HOOT, released in 1999, signaled a change in the weather. There were a couple of love - happy romps, most notably "The Light Of Love". But the recording as a whole had an edgier, more tightly-wound feel to it, with clouds visible on the blue horizon. Shortly after its release, Harper left Louisville for the hills of west North Carolina, near Asheville, and his songs evaporated from Public Radio playlists. During this time he spent nearly three years playing with Louisville's Tim Krekel and was bassist and harmony singer on Krekel's Happy Town CD. He also appeared on ex-NRBQ drummer Tom Staley's CD, I've Always Known, and still does freelance graphic design work.

The new CD, Scotch Irish Bastard, is a qualitative change from his earlier work. It opens with "My Dream Last Night," a gritty, teeth-clenched rocker where the singer "...don't go out for fear I might blow away." By the time the chorus comes around ("...but in my dream last night / everything was warm and bright...as we held us in our arms") you can be sure this is a tougher, hipper Rick Harper at work, one who could handle eight rounds with the late Warren Zevon.

The following ten songs hang together like a tapestry. "A So What Day" describes a February day near Frankfort Avenue, listening to WFPK, watching snowflakes fall, missing his lady and wondering about the next gig. It features a perfect, spare guitar solo by Charlie Carmon. Other notable songs include "Loans And Favors," with imagery that would be at home in a particularly dastardly J. P. Donleavy novel, and "Don't Want To Remember At All," the latter's wounded narrator wonders "Why must I remember photographically / Silhouettes in the night and neither one of them me." "More Than Beautiful," co-written with Tim Krekel, would in a perfect world be the summer car song of 2004.

Scotch Irish Bastard is an extraordinary album, and categorically the best work Rick Harper has done. Much of it is dark, but with a strong undercurrent of hope. It's easy to put this CD on and get lost in its sad, defiant beauty.

-Robert L. Penick, Chance Magazine

"...depending on your point of view, this disc is either Rickenharper Vol. II or a compilation of the tracks off the cassette albums that weren't on Rickenharper"

CONSIDER

the strange case of Rick Harper.

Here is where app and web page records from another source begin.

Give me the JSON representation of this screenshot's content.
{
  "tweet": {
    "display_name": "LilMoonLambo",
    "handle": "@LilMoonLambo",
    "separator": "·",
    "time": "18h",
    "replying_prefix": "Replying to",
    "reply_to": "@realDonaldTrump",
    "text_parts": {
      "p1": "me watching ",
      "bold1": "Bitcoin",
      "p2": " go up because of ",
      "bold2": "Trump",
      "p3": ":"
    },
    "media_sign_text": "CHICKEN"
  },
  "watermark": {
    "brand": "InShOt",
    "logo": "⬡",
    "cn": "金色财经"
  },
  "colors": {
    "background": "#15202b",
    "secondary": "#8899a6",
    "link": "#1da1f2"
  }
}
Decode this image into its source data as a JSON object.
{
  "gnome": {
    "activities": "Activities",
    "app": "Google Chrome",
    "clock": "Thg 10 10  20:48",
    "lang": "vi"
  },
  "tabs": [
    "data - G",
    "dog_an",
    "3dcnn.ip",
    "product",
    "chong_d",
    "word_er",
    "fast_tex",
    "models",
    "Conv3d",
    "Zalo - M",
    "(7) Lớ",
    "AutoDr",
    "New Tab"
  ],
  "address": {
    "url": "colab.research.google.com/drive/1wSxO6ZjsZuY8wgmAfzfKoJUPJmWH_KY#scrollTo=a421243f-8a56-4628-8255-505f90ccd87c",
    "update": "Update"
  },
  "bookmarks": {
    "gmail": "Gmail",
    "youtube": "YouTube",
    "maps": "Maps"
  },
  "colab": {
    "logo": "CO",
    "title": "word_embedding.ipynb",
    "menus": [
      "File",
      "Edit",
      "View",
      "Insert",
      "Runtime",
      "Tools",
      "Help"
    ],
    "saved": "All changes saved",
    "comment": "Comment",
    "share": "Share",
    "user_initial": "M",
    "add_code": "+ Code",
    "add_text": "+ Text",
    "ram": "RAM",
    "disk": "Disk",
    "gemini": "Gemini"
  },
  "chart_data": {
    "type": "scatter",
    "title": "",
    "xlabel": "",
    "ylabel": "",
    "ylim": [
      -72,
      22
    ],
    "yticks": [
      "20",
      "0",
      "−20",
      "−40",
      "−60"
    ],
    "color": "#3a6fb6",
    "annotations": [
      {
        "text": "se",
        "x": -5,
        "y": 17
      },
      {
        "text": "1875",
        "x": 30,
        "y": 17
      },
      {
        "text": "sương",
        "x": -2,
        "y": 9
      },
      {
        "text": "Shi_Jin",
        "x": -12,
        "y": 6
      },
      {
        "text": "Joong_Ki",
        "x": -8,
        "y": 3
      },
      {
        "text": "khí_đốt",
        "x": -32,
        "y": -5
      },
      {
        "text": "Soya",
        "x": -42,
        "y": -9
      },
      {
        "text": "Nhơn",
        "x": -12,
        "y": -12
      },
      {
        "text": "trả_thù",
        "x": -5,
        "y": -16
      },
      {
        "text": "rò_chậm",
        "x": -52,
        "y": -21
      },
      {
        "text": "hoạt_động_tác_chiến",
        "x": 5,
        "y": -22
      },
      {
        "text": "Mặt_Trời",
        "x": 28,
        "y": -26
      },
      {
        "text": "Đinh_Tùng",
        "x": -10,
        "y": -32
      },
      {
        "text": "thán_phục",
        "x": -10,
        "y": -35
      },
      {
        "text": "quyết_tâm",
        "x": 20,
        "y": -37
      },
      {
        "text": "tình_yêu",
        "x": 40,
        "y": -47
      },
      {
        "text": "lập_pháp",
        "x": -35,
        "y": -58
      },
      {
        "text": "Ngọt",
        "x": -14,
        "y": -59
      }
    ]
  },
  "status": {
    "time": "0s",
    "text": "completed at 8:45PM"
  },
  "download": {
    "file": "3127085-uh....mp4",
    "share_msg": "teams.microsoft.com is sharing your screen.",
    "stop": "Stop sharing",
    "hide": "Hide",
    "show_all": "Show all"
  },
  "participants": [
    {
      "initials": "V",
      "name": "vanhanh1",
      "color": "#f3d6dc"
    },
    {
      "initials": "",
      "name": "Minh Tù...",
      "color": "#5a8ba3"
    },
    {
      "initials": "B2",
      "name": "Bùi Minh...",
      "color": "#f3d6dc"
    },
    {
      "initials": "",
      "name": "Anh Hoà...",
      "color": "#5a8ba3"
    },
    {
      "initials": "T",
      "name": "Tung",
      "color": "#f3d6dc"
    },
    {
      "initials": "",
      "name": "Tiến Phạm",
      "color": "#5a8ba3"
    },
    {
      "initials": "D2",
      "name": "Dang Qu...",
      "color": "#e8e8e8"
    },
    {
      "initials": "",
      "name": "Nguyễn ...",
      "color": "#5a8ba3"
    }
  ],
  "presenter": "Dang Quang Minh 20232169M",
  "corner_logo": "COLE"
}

Songwriting savant and sideman extraordinaire.In America his own music has made large ripples among critics but little impact among the record-buying public. While songs like I Know What It Is and Girl In The Nuthouse are played extensively on the radio in such far-flung locales as New Zealand, Sweden, France and Finland, here, only the most hip indy stations will play him, such as KKUP in Capertino, California, and his hometown's WFPK.

Given the lop-sided division of public acceptance, it shouldn't be unexpected that when a bootleg CD of Harper alternate takes appeared in 2000,the country of origin was Holland. Locales such as Helsinki or Auckland might have been more likely, but Rick Harper is a man honored in most every country but his own.

Titled Boot as a play on the previous year's release HOOT, it contained demo tracks, outtakes and varying versions of renowned Harper songs such as Ca$h Poor, and the legendary, never-released-on-CD Took A Wrong Turn. Although little money could have been made from the release of of this disc, Harper the perfectionist was irked by the poor quality of the reproduction. Apparently transferred from cassette tape, "I sent lots of promo cassettes to Europe through the years..." many of the tracks were out of phase and there were myriad technical problems that made the artist apoplectic.Taking it upon himself,Rick compiled his own "bootleg album",containing all the songs from the Dutch release, and added a few more, all from the original mix down master DAT tapes. The result is this CD,Bsides And Worse. Twenty-six tracks of the best music never to make it onto a record. This disc is available only from this website.


N. Carolina, 2001

Recording "Goldfinger" Ft. Lauderdale, May, 1994

Copyright 2004 Rick Harper/HVGraf